* TASK TO CARRY OUT
Examine the records and identify each line that includes the string "document". Copy those lines.

* SUPPLIED MATERIAL

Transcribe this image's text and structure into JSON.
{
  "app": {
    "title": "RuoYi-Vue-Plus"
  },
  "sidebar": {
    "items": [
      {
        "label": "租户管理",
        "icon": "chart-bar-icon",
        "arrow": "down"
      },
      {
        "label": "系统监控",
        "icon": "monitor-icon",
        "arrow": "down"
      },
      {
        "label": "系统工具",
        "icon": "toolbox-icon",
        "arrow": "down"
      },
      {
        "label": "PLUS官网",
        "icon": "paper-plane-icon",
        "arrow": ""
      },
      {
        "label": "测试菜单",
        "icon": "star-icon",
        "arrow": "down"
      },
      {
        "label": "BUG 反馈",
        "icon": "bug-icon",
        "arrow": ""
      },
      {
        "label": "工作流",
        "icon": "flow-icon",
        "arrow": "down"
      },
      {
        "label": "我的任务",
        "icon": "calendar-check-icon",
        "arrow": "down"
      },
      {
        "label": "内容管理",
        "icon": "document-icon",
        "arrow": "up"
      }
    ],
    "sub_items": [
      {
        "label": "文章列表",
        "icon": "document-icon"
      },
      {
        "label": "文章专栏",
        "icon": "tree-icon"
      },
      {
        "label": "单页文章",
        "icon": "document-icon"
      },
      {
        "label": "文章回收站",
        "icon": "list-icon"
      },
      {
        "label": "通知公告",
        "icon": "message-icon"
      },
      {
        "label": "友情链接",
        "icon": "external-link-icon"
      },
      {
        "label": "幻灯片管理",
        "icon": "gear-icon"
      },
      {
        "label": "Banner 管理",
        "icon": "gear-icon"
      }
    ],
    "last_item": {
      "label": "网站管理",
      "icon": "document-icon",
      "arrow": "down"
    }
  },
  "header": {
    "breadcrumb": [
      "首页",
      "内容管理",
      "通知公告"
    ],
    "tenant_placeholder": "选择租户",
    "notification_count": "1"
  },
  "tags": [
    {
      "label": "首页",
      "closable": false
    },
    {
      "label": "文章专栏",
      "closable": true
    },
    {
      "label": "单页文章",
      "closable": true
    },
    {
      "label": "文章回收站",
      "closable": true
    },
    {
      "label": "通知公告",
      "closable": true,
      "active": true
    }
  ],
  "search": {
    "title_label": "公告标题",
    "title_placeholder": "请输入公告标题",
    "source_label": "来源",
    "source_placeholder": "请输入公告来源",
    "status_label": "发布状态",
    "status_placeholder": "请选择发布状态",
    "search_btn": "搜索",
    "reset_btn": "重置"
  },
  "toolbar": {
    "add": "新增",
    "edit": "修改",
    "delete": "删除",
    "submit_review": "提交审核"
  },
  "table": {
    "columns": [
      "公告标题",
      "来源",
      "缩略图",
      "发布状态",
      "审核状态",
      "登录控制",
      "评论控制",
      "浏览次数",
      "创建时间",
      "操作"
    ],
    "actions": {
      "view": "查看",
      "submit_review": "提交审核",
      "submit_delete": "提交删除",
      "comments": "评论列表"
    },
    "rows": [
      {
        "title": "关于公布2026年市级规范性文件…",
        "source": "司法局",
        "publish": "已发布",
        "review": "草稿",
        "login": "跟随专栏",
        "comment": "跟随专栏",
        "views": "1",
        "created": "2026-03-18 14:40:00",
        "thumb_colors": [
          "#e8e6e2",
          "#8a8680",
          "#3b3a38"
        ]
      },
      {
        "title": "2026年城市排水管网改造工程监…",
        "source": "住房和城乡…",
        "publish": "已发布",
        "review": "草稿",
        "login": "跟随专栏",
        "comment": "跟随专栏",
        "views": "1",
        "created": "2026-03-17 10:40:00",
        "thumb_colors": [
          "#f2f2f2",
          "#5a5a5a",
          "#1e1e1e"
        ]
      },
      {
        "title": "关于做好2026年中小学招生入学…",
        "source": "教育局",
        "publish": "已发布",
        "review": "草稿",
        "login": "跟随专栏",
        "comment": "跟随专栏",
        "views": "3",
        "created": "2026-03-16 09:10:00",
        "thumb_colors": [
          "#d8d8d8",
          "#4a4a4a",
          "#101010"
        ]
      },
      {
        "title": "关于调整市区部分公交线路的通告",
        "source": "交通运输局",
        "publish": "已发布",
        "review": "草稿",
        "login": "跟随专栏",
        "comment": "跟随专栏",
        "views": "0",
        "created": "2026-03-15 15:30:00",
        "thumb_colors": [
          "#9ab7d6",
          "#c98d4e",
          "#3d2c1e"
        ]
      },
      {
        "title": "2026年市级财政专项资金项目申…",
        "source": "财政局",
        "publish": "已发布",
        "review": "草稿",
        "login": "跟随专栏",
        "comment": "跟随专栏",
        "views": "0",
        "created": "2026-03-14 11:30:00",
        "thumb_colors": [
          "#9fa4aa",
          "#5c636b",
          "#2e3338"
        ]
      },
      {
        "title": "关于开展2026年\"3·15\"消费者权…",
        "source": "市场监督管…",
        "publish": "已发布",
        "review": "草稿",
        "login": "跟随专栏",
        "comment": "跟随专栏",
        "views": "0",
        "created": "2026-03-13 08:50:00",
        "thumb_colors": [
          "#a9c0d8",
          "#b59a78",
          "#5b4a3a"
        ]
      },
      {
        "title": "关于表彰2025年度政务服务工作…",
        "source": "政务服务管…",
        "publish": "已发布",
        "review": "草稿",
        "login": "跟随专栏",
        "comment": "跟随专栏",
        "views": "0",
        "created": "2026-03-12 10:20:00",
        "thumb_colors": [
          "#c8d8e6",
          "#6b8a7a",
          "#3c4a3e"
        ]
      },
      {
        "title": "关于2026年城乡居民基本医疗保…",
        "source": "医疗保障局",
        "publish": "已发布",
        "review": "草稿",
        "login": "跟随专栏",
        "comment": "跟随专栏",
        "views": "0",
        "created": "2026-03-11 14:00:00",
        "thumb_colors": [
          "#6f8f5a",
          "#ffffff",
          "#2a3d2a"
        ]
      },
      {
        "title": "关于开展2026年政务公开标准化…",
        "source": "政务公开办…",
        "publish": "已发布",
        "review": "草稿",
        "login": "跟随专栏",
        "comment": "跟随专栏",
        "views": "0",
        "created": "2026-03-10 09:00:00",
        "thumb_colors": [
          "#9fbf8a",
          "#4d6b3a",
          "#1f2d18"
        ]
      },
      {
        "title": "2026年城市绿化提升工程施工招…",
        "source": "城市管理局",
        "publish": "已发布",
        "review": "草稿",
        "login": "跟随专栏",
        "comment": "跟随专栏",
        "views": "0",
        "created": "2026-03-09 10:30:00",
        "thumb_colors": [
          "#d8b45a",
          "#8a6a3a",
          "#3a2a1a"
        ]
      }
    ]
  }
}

* EXERCISE SOLUTION
        "icon": "document-icon",
        "icon": "document-icon"
        "icon": "document-icon"
      "icon": "document-icon",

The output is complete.